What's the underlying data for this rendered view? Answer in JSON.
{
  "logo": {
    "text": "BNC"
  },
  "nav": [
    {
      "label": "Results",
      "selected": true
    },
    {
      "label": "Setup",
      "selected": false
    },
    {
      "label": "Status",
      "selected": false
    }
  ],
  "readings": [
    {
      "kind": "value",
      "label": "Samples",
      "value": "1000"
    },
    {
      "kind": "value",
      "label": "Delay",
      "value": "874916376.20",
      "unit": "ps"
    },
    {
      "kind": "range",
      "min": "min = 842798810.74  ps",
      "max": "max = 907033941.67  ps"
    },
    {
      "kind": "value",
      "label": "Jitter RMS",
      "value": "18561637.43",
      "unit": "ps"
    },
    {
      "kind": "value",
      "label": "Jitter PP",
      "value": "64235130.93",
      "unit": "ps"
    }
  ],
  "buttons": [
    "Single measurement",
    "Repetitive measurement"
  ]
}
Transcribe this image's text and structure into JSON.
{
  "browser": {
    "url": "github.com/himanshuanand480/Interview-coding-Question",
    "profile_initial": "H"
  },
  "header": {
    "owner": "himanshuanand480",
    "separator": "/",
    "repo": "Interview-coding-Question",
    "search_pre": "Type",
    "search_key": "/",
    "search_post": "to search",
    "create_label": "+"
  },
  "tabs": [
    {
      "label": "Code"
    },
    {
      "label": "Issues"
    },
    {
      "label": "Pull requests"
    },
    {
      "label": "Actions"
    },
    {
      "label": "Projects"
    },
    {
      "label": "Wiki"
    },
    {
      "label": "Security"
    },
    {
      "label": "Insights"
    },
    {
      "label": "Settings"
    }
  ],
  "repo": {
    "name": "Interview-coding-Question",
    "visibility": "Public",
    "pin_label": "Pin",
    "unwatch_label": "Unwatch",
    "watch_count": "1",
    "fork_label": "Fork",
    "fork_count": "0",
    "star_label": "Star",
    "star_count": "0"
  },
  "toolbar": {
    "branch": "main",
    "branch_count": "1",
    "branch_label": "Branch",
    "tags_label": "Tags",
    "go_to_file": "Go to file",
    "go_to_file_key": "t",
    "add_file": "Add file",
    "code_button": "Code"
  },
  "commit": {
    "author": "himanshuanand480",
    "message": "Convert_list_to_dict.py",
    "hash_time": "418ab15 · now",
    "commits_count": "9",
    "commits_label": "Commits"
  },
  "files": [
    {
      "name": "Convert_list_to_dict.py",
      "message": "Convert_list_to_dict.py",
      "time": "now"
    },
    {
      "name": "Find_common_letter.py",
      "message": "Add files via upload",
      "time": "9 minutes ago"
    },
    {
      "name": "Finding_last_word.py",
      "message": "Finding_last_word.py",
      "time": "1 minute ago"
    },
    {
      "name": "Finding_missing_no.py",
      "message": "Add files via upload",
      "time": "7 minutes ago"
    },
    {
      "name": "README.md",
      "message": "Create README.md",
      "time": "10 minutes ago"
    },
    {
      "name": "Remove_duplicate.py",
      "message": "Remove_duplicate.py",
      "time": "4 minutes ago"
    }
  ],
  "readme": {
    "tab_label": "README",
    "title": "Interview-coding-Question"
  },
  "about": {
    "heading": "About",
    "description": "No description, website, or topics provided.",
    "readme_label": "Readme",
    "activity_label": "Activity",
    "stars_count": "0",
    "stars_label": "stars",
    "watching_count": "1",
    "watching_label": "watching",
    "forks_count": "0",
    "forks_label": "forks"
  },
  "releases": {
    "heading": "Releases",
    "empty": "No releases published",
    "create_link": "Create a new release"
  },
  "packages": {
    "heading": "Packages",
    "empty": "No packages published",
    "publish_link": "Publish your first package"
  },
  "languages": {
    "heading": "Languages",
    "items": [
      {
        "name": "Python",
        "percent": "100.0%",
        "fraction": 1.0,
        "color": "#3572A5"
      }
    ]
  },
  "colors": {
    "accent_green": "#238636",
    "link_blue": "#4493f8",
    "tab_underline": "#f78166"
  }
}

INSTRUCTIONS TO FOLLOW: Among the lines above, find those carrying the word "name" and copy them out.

RESPONSE:
    "name": "Interview-coding-Question",
      "name": "Convert_list_to_dict.py",
      "name": "Find_common_letter.py",
      "name": "Finding_last_word.py",
      "name": "Finding_missing_no.py",
      "name": "README.md",
      "name": "Remove_duplicate.py",
        "name": "Python",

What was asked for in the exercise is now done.